India was ranked at the 14th position, combining the parameters of economics, experience, and family. The average expat income in the country was found to be $ 176,408. On the other hand, Indian nationals abroad earned an average salary of $ 85,906 and chose UK (28%), UAE (21%), and USA (8%) as the top destination for working. The results also show that a foreigner moving to Mumbai earns an average annual salary of $ 217,165, which is more than twice the global average of $ 99,903. Edinburgh had the lowest expat earnings in the list, at $ 56,250 per year.
The Top 10 Cities for Expat earnings, with their annual average salary, are as follows:
1. Mumbai ($ 217,165)
2. San Francisco ($ 207,227)
3. Zurich ($ 206,875)
4. Shanghai ($ 202,211)
5. Geneva ($ 184,942)
6. New York City ($ 182,240)
7. Los Angeles ($ 161,126)
8. Jakarta ($ 152,589)
9. Hong Kong ($ 148,410)
10. Paris ($ 139,602)
However, Mumbai including most other Asian cities in the Top 10 ranked notably lower in providing expats with job opportunities. While San Francisco took the first spot in the list providing maximum job opportunities, it was followed by London, New York, Dublin, and Birmingham. Furthermore, Mumbai did not feature near the top in any other category, be it culture, public spaces, affordable living or education. Here are some other interesting findings of the survey:
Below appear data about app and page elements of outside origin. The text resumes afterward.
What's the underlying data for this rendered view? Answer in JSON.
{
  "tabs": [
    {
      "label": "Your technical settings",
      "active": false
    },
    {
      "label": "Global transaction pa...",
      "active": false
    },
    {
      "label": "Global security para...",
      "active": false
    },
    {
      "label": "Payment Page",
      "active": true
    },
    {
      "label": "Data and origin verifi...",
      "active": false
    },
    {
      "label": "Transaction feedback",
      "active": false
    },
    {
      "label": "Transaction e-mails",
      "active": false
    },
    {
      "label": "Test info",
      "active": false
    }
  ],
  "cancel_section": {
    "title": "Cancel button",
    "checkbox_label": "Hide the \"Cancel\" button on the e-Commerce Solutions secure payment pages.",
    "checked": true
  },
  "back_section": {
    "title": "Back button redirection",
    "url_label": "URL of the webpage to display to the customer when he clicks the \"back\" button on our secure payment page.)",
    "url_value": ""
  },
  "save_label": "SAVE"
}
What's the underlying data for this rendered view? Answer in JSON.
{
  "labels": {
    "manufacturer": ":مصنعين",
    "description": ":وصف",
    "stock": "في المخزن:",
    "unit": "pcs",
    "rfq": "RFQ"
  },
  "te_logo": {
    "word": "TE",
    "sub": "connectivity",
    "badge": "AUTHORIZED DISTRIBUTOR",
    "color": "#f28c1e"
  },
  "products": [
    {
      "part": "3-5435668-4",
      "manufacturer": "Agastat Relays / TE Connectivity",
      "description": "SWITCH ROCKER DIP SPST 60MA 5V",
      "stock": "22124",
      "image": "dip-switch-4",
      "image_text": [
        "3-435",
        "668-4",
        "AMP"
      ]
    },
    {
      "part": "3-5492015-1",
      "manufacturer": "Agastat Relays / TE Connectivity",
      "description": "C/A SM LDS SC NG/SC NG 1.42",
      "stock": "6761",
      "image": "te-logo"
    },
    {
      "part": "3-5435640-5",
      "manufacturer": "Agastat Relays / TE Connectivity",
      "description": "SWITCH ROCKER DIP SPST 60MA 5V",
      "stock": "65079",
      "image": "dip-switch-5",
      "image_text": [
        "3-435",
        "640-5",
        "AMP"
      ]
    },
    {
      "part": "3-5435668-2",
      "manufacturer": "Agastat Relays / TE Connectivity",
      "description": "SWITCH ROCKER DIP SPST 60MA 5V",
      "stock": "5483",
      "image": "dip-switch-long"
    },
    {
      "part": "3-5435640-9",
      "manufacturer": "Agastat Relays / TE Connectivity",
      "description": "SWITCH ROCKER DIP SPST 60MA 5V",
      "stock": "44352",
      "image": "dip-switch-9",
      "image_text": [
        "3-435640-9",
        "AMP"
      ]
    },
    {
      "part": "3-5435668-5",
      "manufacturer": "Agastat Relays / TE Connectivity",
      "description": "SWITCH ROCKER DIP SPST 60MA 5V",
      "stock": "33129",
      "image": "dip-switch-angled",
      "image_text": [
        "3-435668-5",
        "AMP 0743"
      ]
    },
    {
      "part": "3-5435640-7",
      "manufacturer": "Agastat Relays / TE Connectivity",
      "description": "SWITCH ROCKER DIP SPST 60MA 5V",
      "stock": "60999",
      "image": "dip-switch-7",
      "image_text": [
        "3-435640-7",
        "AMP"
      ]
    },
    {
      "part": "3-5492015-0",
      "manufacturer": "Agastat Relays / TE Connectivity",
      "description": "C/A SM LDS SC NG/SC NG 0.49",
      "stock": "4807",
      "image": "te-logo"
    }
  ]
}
- 41% of the respondents stated that moving to a different country has given them a more positive outlook on life.
- The biggest factors why expats moved to a new country were: for a new challenge (38%), improve quality of life (34%), improve job prospects (26%) and increase earnings (22%).
- Economic uncertainty (31%) and political uncertainty (29%), globally, were the bigger sources of concern, as opposed to economic (29%) and political (27%) climate of the host country.
- Global expats earn, on an average, 25% more than they did at home. 14% said that their income has doubled or more since moving.
- The average income for an expat in India is about $ 176,000, and in China is nearly $ 171,000.
- 20% of the expats felt immediately at home upon their arrival in a new country. This has increased from 16% in the last edition of the survey. 56% took less than a year to get acquainted and comfortable with their new life.
- 37% of all the expats own property in the country that they reside in; 32% also own property in their home country.
- Indians (47%) and Chinese (46%) hold onto properties at home in expectation of their return.
- Less than one in four (23%) of the expats have been through a repatriation process, and the biggest reason they return home is for family or personal reasons (32%); indicating that most expats do not intend to return, for work or lifestyle reasons, once they relocate.
- Only 4% admitted that they returned due to financial reasons, and even when they did return, 29% found the higher cost of living to be a big challenge.
- 36% of the expats all over the world plan to retire in their host country. This figure was particularly low for European nations (38%), and the highest for Oceania (68%).
In today’s age of global business and work, the expat explorer survey contextualizes just how diverse the global working population is, and how different their priorities are. The fact that four of the top ten cities in terms of expat salary are in Asia also shows that the distribution of the most lucrative global jobs are not concentrated in US and Europe regions only. The results provide important insights into how expats all over the world live and work, which can help employers and leaders in providing the right support and assistance to them.
You can view the global findings of the HSBC Expat Explorer Survey here.
You can also view the Indian findings of the survey here.